Wednesday, January 6th, 2016

Can you tell the difference between a serif and a sans serif typeface?

Serif: a typeface with serifs,the line attached to the end of a stroke in a letter or a symbol.Don’t worry, if you answered, “No,” you are not alone. Before starting graphic design or website design projects for new clients, I often ask whether they prefer a serif or sans-serif typeface. Many do not know the difference between the two. If it’s the same for you, the following definition may help.

In typography, the line attached to the end of a stroke in a letter or a symbol, is called a serif. Therefore, a typeface with serifs is called a “serif” typeface. A typeface without serifs is called “sans serif” from the French word “sans” meaning “without.” (more…)

Graphic Design Terms 3-4: Typeface vs Font

Monday, January 4th, 2016

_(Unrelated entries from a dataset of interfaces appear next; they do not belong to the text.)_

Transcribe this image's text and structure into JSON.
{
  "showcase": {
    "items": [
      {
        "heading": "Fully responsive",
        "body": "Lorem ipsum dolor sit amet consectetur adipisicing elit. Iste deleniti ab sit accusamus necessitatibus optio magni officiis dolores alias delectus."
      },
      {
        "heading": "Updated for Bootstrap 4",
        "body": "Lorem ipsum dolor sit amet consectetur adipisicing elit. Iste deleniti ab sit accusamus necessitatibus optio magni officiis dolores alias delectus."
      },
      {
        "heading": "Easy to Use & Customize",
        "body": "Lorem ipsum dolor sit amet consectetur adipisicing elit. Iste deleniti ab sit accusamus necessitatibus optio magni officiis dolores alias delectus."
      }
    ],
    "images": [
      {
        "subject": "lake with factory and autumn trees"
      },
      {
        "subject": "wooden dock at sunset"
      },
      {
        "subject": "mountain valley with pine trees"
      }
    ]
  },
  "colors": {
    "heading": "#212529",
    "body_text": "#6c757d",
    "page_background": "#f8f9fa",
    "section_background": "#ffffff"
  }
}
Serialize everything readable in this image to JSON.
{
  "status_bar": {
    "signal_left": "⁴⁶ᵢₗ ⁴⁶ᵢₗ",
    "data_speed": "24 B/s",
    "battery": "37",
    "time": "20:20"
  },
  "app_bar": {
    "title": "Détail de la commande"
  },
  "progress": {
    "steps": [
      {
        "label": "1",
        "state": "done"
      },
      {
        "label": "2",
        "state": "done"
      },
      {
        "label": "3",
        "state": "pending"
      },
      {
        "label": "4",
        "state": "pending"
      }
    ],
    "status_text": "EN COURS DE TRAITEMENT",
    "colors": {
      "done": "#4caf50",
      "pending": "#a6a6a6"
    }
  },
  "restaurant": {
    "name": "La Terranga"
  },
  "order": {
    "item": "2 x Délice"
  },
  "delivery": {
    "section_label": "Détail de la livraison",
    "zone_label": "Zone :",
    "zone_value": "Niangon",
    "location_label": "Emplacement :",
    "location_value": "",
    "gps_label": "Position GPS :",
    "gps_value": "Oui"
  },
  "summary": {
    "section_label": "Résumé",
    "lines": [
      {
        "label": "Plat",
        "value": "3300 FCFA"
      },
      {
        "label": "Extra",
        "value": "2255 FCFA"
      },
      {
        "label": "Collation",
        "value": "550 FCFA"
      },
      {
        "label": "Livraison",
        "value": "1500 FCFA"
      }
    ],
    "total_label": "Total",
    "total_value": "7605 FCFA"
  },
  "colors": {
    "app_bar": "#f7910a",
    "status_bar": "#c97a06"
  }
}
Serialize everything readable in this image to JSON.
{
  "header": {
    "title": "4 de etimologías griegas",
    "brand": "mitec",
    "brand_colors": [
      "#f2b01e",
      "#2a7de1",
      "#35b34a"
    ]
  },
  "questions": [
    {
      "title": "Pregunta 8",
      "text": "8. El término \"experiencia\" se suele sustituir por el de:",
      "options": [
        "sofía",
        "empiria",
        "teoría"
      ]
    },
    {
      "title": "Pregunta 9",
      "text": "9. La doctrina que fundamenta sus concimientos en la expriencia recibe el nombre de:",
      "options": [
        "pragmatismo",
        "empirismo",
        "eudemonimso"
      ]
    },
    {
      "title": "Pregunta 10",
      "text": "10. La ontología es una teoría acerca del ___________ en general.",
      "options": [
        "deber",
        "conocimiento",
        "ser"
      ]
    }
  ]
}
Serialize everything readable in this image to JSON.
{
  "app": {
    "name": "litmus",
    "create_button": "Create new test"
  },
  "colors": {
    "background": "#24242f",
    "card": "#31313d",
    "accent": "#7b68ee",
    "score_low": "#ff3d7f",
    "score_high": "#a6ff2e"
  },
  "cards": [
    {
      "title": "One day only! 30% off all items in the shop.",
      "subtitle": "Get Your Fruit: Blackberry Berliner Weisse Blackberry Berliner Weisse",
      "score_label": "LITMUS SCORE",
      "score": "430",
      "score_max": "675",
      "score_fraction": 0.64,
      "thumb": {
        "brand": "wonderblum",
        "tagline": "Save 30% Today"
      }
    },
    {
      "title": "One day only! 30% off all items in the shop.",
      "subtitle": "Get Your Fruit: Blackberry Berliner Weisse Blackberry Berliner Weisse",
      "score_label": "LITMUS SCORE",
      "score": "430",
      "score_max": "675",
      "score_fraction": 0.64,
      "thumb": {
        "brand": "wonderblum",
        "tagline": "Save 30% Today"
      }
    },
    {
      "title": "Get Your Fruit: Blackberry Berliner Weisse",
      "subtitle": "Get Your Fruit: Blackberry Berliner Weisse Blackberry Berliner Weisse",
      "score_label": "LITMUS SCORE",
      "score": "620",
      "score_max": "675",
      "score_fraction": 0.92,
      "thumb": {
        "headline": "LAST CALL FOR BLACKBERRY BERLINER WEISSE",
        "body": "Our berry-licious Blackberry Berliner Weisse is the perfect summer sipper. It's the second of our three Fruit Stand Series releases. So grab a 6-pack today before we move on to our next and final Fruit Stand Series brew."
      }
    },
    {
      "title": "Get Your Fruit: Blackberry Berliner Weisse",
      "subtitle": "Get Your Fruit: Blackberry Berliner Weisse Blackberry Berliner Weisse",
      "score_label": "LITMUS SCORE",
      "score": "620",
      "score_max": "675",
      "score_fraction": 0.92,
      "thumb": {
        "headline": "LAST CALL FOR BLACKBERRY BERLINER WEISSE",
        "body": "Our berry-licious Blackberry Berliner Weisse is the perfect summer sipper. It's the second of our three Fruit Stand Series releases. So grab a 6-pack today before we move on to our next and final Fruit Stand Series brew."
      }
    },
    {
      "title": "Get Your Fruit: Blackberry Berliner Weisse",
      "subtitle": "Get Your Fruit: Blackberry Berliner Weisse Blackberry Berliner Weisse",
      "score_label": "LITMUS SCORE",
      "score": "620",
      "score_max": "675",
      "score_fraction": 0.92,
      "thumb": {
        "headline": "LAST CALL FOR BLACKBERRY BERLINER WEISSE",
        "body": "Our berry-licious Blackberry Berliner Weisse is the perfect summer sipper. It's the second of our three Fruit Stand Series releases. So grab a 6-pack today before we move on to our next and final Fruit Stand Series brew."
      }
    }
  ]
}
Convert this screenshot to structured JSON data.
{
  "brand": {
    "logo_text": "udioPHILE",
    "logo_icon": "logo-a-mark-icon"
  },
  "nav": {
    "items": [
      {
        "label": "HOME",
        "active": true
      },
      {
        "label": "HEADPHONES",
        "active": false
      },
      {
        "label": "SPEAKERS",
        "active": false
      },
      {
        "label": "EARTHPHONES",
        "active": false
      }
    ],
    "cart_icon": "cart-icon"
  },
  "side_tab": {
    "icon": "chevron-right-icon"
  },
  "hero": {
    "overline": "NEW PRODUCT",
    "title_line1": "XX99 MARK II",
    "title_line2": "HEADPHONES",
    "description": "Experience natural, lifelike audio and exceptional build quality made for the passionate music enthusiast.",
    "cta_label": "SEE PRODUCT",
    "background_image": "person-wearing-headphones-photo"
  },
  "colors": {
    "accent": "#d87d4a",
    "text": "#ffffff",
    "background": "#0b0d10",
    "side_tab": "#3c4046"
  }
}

Do you know the difference between a typeface and a font? These are two terms many people mix up all the time. It doesn’t help that font is used a lot in web design and for the most part, when searching online, most people use the search term “font” instead of typeface. I used both terms in my previous post when comparing typesetting and typography. It’s no wonder they are muddled since it is hard to define one without using the other term. (more…)